The other type of appraiser is a bit different.  This type you hire personally.  They will do almost the same thing as their Gov't counter parts but will be a bit more through and you will be treated as person not a number or a peice of paper on someones desk.  Also and most importantly you will have a CHOICE of who you hire.  These appraisers only do one thing...they appraise.  They don't try to inspections.

That brings me to inspections.  I know all about the ins and outs of this part because I WAS an inspector and owned the inspection company.  Just like every industry their are good apples and bad ones and a few in between.  To become an inspector in a Ohio all you need to do is say you are one.  There are no state requirements or license. Someone could literally wake up and say they are one.,  If the person to try to do a good job and become a decent one they will go to school for a bit and take some classes.  At these courses inspectors are literally told to find issues with a house no matter least I was.  "Find and report as much as possible and make the client feel like they are getting their monies worth".  Common sense is thrown out the window.  The reason why this is taught is because of it being a very sue happy society.  If an inspector misses the smallest thing he could be summoned to court.  Knowing this do you think they will be skittish and weary of what they are inspecting?  Its common place for them to literally make nothing into something.  

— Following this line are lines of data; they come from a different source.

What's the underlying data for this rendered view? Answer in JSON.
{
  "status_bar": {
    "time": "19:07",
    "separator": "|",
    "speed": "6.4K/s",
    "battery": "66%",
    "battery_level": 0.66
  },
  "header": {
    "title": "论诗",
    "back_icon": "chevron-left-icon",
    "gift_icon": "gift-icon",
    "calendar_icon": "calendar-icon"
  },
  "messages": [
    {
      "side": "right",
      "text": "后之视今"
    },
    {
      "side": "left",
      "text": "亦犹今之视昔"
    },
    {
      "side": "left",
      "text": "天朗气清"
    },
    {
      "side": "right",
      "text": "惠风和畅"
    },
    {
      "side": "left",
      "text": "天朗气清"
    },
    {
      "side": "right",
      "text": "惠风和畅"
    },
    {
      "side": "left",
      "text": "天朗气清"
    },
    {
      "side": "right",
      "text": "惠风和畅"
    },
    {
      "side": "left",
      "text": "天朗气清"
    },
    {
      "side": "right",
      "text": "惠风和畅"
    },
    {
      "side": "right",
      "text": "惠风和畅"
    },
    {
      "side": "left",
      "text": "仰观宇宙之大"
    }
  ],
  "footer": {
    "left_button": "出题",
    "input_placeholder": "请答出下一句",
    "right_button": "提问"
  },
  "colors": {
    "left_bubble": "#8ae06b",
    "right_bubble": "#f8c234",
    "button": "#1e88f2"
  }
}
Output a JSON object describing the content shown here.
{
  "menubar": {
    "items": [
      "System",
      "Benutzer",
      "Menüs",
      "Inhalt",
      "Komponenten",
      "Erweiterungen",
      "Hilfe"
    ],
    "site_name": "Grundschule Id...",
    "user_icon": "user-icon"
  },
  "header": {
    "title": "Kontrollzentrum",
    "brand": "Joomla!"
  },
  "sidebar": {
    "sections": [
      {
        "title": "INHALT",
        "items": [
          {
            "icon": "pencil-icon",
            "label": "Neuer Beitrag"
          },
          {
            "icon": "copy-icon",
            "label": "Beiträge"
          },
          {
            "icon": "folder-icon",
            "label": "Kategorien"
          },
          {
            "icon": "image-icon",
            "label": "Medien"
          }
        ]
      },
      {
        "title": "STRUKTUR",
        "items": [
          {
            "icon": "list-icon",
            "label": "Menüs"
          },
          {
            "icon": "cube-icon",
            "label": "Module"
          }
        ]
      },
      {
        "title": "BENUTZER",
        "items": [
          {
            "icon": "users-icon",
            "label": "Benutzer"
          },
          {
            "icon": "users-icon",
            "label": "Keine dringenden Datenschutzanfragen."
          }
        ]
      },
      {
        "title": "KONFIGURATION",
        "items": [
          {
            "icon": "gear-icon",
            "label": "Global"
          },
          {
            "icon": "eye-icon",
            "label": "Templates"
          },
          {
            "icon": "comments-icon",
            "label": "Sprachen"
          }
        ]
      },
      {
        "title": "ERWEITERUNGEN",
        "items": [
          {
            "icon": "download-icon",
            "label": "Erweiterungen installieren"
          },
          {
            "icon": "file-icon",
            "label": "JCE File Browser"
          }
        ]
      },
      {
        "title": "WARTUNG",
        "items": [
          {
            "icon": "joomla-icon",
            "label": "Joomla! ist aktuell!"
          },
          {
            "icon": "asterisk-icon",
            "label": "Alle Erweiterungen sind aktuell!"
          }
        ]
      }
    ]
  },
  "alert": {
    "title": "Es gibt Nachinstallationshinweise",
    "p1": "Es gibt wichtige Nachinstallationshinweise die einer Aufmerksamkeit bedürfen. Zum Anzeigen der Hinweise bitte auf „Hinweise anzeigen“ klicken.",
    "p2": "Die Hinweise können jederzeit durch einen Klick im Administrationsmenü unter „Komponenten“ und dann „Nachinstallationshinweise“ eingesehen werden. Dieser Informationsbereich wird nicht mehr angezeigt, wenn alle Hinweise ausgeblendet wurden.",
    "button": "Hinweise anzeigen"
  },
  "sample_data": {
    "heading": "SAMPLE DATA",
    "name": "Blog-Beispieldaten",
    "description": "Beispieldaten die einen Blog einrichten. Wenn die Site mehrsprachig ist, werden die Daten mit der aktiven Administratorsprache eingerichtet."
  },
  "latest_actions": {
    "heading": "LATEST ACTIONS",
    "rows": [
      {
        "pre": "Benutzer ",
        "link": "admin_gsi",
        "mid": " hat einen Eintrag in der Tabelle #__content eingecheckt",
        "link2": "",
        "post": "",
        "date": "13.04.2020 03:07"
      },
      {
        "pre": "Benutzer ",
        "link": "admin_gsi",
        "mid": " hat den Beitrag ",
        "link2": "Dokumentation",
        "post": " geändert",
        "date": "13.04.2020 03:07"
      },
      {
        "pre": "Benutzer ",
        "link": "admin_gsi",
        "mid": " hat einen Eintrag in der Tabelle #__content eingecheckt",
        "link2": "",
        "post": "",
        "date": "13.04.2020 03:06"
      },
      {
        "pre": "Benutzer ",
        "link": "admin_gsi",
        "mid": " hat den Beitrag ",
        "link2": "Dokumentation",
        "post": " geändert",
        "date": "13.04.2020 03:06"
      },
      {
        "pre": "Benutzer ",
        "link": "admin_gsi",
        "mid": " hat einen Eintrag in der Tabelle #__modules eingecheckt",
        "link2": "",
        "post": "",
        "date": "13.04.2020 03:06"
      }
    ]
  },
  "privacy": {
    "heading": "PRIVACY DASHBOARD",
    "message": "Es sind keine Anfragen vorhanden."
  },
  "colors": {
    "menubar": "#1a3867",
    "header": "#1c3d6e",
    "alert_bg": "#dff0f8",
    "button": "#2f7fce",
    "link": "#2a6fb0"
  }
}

Be careful who you hire.  I just recently had house that I was in the process of selling.  The buyer hired the 1st inspector who answered the phone.  He had at least three things in his report that was completely incorrect or just plain ludicrous.  A toilet was leaking and rotting the floor...wrong.  Wood is try and solid and toilet HAD leaked in the past.   Back porch should have more support and if termites get to it it will weaken the floor...wrong.  Termites can not tolerate sunlight and the porch was above the ground by 16".  Plus if I added more support that would just give the imaginary termites more wood to chew into.  The inspector recommend that a solid foundation should be installed or the structure could has been standing for 50 yrs plus with no issues.  Then he also stated the garage roof wasn't supported...wrong.  I framed it in, it is supported and the inspector should have seen that since he took a picture of the framing.  Long story short the inspector was trying to do a good job but failed on some of the report.  The buyer was excited to move into their 1st home but got scared because of the inspection and I lost a sale of a property.  One person made themselves look like a fool, and a couple lost out on the american dream.